Under natural conditions, tissue and cellular differentiation along defined lineages is characterized by an inexorably forward-moving process that terminates in highly specialized cells. Waddington, following Morgan (Morgan, 1901
), characterized the process of development as essentially “epigenetic” (from “epigenesis”) (Waddington, 1939
) and also introduced the metaphor of an “epigenetic landscape” (Waddington, 1940
), which he depicted with a ball rolling down a hill of bifurcating valleys symbolizing the specification of defined cell lineages and fates during the progress of differentiation (Waddington, 1939
). It is notable that Waddington's usage of epigenetic to denote the origination and propagation of information about cellular states during differentiation differs considerably from its recent reformulation to mean “on the genome” and its association with chemical modifications to DNA or chromatin (Ptashne, 2007
). Here we employ the classical usage throughout.
Waddington astutely reasoned that epigenesis is a “historical” process requiring a memory “faculty” to keep directed lineage programs on track (Waddington, 1939
). Indeed, developing cells are frequently exposed to stimuli, whether exogenous (e.g., a morphogen) or endogenous (e.g., a transcription factor [TF]), that can permanently alter cellular fate. Whether or in what form cells in fact maintain information concerning prior developmental fate decisions during epigenesis is currently unknown.
The epigenetic landscape paradigm has also been invoked to explain abnormal processes such as oncogenesis (Pujadas and Feinberg, 2012
). Cancer cells are widely described as being “de-differentiated” compared with their normal counterparts, based on limited analyses of metabolic (Warburg, 1956
), histological (Gleason and Mellinger, 1974
), gene-activity (Hirszfeld et al., 1932
; Tatarinov, 1964
), and proliferative and self-renewal phenotypes (Beard, 1902
; Waddington, 1935
). However, quantifying this concept and generalizing it beyond a few selected markers have proven difficult.
Chromatin structure represents a highly plastic vehicle for specifying cellular regulatory states and is a conceptually attractive template for recording and transmitting epigenetic information (Bernstein et al., 2006
; Hawkins et al., 2010
; Paige et al., 2012
; Wamstad et al., 2012
; Zhu et al., 2013
). DNase I-hypersensitive sites (DHSs) represent focal alterations in the primary structure of chromatin that result from engagement of sequence-specific transcription factors in place of a canonical nucleosome (Gross and Garrard, 1988
; Thurman et al., 2012
). In a classic experiment, Groudine and Weintraub demonstrated that induced DHSs could be propagated to, and stably perpetuated by, daughter cells even after the inducing stimulus had been withdrawn (Groudine and Weintraub, 1982
). This result suggests that newly arising DHSs created by TF occupancy of quiescent regulatory DNA have the potential to encode cellular states and to perpetuate that information through continued TF occupancy in daughter cells.
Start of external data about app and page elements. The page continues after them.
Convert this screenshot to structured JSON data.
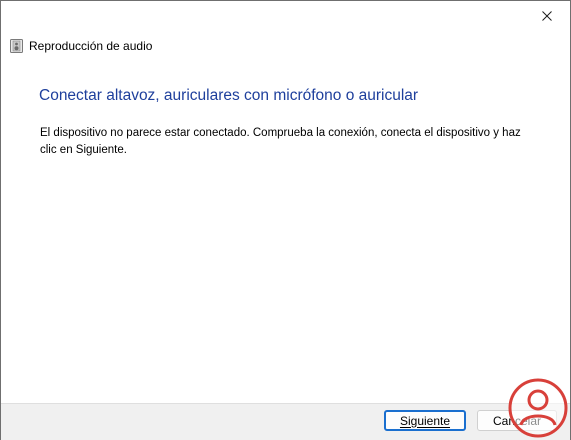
{
  "window": {
    "close_icon": "close-icon"
  },
  "header": {
    "icon": "speaker-device-icon",
    "title": "Reproducción de audio"
  },
  "main": {
    "heading": "Conectar altavoz, auriculares con micrófono o auricular",
    "body": "El dispositivo no parece estar conectado. Comprueba la conexión, conecta el dispositivo y haz clic en Siguiente."
  },
  "footer": {
    "next_label": "Siguiente",
    "cancel_label": "Cancelar"
  },
  "colors": {
    "heading": "#1e3f9c",
    "default_button_border": "#1a6fcf",
    "watermark": "#d8403a"
  },
  "watermark": {
    "icon": "user-silhouette-logo"
  }
}
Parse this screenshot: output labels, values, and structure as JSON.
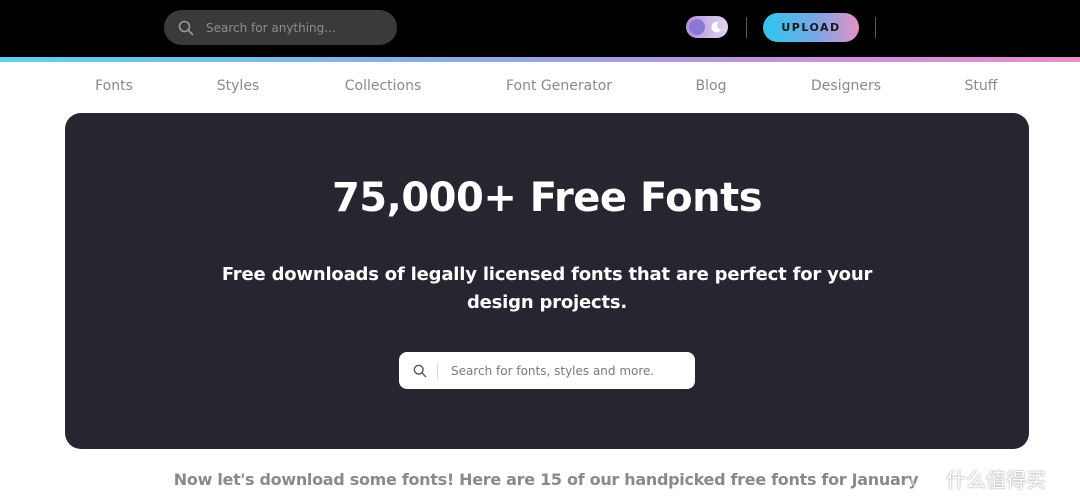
{
  "header": {
    "search": {
      "placeholder": "Search for anything..."
    },
    "upload_label": "UPLOAD",
    "theme_toggle": {
      "state": "dark"
    }
  },
  "nav": {
    "items": [
      {
        "label": "Fonts"
      },
      {
        "label": "Styles"
      },
      {
        "label": "Collections"
      },
      {
        "label": "Font Generator"
      },
      {
        "label": "Blog"
      },
      {
        "label": "Designers"
      },
      {
        "label": "Stuff"
      }
    ]
  },
  "hero": {
    "title": "75,000+ Free Fonts",
    "subtitle": "Free downloads of legally licensed fonts that are perfect for your design projects.",
    "search": {
      "placeholder": "Search for fonts, styles and more."
    }
  },
  "tagline": "Now let's download some fonts! Here are 15 of our handpicked free fonts for January",
  "watermark": {
    "text": "什么值得买",
    "glyph": "值"
  },
  "colors": {
    "topbar": "#000000",
    "hero_bg": "#27252f",
    "accent_gradient_start": "#2bc7ed",
    "accent_gradient_end": "#e691c6",
    "nav_text": "#8a8a8a"
  },
  "icons": {
    "top_search": "search-icon",
    "hero_search": "search-icon",
    "theme": "moon-icon"
  }
}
Whether, or to what extent, such a mechanism operates during normal development and differentiation, however, is currently unknown.
To explore the role of TF-driven chromatin structure at regulatory DNA in normal and transformed cells during epigenesis, we analyzed genome-wide patterns of DHSs across a wide array of cell types and states, including definitive adult primary cells, embryonic stem cells (ESCs), cells undergoing directed lineage differentiation from ESCs to cardiomyocytes, and diverse cancer cell types. Our findings, detailed below, are interpreted to indicate four fundamental conclusions. First, patterns of DHSs in definitive cells encode “memory” of early developmental fate decisions that establish lineage hierarchies. Second, lineage differentiation couples the extensive activation of novel regulatory DNA compartments with propagation and sequential restriction of the ES DHS landscape as a function of cellular maturity. Third, developmentally stable DHSs chiefly encode binding sites for self-regulating TFs, suggesting a mechanistic role for TF-encoded feedback circuits in propagating developmental information. Finally, oncogenesis is accompanied by a disordered retrograde remodeling of the regulatory DNA landscape in a fashion that defies normal developmental pathways and departs fundamentally from the paradigm of the epigenetic landscape. Together these findings indicate a central role for patterning and propagation of regulatory DNA marked by DHSs in the genesis and proper maintenance of developmental programs.